-Improvement in regional economic trends, including job growth, expansion of the labor force, sustained improvement in unemployment levels and housing indicators.
-Stabilization of tax base as demonstrated by growing taxable valuations.
-Continued surplus General Fund operations with a maintenance of healthy reserves.
What could change the rating DOWN (or revision of outlook to negative from stable):
-Decreasing financial flexibility characterized by structurally imbalanced operations and decreasing General Fund reserve levels.
-Further economic and demographic deterioration, resulting in continued stagnation of major revenue streams and increasing pressures on county operations.
PRINCIPAL METHODOLOGY USED
The principal methodology used in these ratings was General Obligation Bonds Issued by U.S. Local Governments published in October 2009. The additional methodology used in rating the lease bonds was Fundamentals of Credit Analysis for Lease-Backed Municipal Obligations published in December 2011. Please see the Credit Policy page on www.moodys.com for a copy of this methodologies.
For ratings issued on a program, series or category/class of debt, this announcement provides certain regulatory disclosures in relation to each rating of a subsequently issued bond or note of the same series or category/class of debt or pursuant to a program for which the ratings are derived exclusively from existing ratings in accordance with Moody's rating practices.

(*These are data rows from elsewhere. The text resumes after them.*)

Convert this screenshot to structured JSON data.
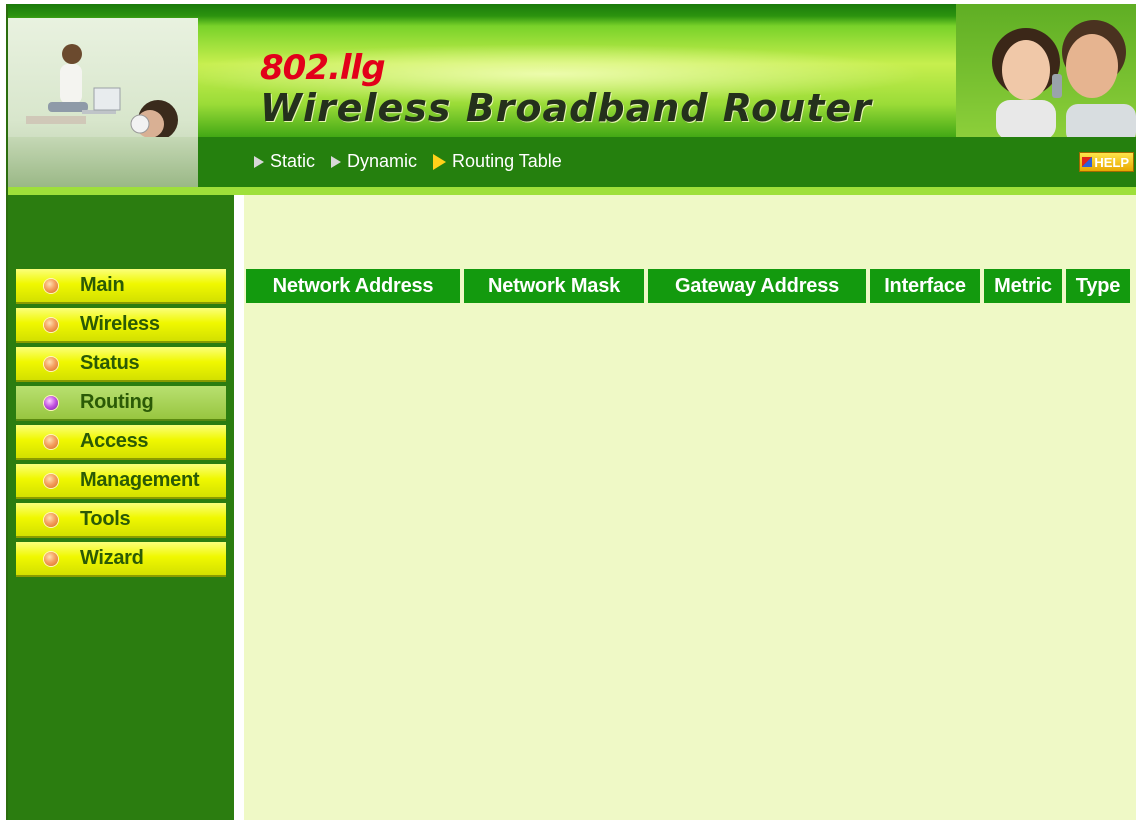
{
  "header": {
    "model": "802.llg",
    "title": "Wireless Broadband Router"
  },
  "subnav": {
    "items": [
      {
        "label": "Static",
        "active": false
      },
      {
        "label": "Dynamic",
        "active": false
      },
      {
        "label": "Routing Table",
        "active": true
      }
    ],
    "help_label": "HELP"
  },
  "sidebar": {
    "items": [
      {
        "label": "Main",
        "active": false
      },
      {
        "label": "Wireless",
        "active": false
      },
      {
        "label": "Status",
        "active": false
      },
      {
        "label": "Routing",
        "active": true
      },
      {
        "label": "Access",
        "active": false
      },
      {
        "label": "Management",
        "active": false
      },
      {
        "label": "Tools",
        "active": false
      },
      {
        "label": "Wizard",
        "active": false
      }
    ]
  },
  "routing_table": {
    "columns": [
      "Network Address",
      "Network Mask",
      "Gateway Address",
      "Interface",
      "Metric",
      "Type"
    ],
    "rows": []
  },
  "colors": {
    "header_green": "#25800e",
    "sidebar_green": "#2b7d10",
    "table_header_green": "#139a0e",
    "content_bg": "#eff9c6",
    "menu_yellow": "#f0f800",
    "brand_red": "#e2001a"
  }
}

For ratings issued on a support provider, this announcement provides certain regulatory disclosures in relation to the rating action on the support provider and in relation to each particular rating action for securities that derive their credit ratings from the support provider's credit rating. For provisional ratings, this announcement provides certain regulatory disclosures in relation to the provisional rating assigned, and in relation to a definitive rating that may be assigned subsequent to the final issuance of the debt, in each case where the transaction structure and terms have not changed prior to the assignment of the definitive rating in a manner that would have affected the rating. For further information please see the ratings tab on the issuer/entity page for the respective issuer on www.moodys.com.
Please see www.moodys.com for any updates on changes to the lead rating analyst and to the Moody's legal entity that has issued the rating.
Please see the ratings tab on the issuer/entity page on www.moodys.com for additional regulatory disclosures for each credit rating.